Every entry must come back exactly as it was written.

Data about app and page elements
· · · · · · ·
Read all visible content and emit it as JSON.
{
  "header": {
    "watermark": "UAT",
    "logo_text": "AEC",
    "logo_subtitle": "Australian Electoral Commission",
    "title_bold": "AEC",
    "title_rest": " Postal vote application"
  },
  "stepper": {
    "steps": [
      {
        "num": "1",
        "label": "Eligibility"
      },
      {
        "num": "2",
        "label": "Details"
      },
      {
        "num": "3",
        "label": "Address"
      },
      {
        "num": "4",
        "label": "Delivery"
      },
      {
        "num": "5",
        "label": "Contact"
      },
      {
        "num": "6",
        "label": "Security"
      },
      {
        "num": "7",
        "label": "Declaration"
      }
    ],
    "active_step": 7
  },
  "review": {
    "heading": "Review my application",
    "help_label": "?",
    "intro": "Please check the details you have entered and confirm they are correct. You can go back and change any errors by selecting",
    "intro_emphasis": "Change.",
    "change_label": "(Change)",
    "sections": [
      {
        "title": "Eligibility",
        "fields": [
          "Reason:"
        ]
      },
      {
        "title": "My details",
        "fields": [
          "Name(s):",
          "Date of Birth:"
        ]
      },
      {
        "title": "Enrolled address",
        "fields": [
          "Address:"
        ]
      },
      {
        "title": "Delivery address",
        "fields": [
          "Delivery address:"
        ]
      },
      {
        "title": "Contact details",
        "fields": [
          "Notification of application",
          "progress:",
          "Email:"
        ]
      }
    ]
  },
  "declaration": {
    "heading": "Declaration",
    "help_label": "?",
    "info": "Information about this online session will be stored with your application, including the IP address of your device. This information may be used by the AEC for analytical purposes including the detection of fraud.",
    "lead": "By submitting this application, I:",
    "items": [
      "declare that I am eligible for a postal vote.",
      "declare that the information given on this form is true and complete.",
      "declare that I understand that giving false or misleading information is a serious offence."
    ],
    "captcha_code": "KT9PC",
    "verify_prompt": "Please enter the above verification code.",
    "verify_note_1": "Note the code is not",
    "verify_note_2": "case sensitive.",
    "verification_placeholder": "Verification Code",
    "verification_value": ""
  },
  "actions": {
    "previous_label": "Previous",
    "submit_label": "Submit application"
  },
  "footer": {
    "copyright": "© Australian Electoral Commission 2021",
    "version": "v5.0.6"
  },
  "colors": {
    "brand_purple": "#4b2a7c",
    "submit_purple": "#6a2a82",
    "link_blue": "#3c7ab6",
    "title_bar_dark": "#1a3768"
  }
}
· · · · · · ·
Response for this exercise:
Read all visible content and emit it as JSON.
{
  "header": {
    "watermark": "UAT",
    "logo_text": "AEC",
    "logo_subtitle": "Australian Electoral Commission",
    "title_bold": "AEC",
    "title_rest": " Postal vote application"
  },
  "stepper": {
    "steps": [
      {
        "num": "1",
        "label": "Eligibility"
      },
      {
        "num": "2",
        "label": "Details"
      },
      {
        "num": "3",
        "label": "Address"
      },
      {
        "num": "4",
        "label": "Delivery"
      },
      {
        "num": "5",
        "label": "Contact"
      },
      {
        "num": "6",
        "label": "Security"
      },
      {
        "num": "7",
        "label": "Declaration"
      }
    ],
    "active_step": 7
  },
  "review": {
    "heading": "Review my application",
    "help_label": "?",
    "intro": "Please check the details you have entered and confirm they are correct. You can go back and change any errors by selecting",
    "intro_emphasis": "Change.",
    "change_label": "(Change)",
    "sections": [
      {
        "title": "Eligibility",
        "fields": [
          "Reason:"
        ]
      },
      {
        "title": "My details",
        "fields": [
          "Name(s):",
          "Date of Birth:"
        ]
      },
      {
        "title": "Enrolled address",
        "fields": [
          "Address:"
        ]
      },
      {
        "title": "Delivery address",
        "fields": [
          "Delivery address:"
        ]
      },
      {
        "title": "Contact details",
        "fields": [
          "Notification of application",
          "progress:",
          "Email:"
        ]
      }
    ]
  },
  "declaration": {
    "heading": "Declaration",
    "help_label": "?",
    "info": "Information about this online session will be stored with your application, including the IP address of your device. This information may be used by the AEC for analytical purposes including the detection of fraud.",
    "lead": "By submitting this application, I:",
    "items": [
      "declare that I am eligible for a postal vote.",
      "declare that the information given on this form is true and complete.",
      "declare that I understand that giving false or misleading information is a serious offence."
    ],
    "captcha_code": "KT9PC",
    "verify_prompt": "Please enter the above verification code.",
    "verify_note_1": "Note the code is not",
    "verify_note_2": "case sensitive.",
    "verification_placeholder": "Verification Code",
    "verification_value": ""
  },
  "actions": {
    "previous_label": "Previous",
    "submit_label": "Submit application"
  },
  "footer": {
    "copyright": "© Australian Electoral Commission 2021",
    "version": "v5.0.6"
  },
  "colors": {
    "brand_purple": "#4b2a7c",
    "submit_purple": "#6a2a82",
    "link_blue": "#3c7ab6",
    "title_bar_dark": "#1a3768"
  }
}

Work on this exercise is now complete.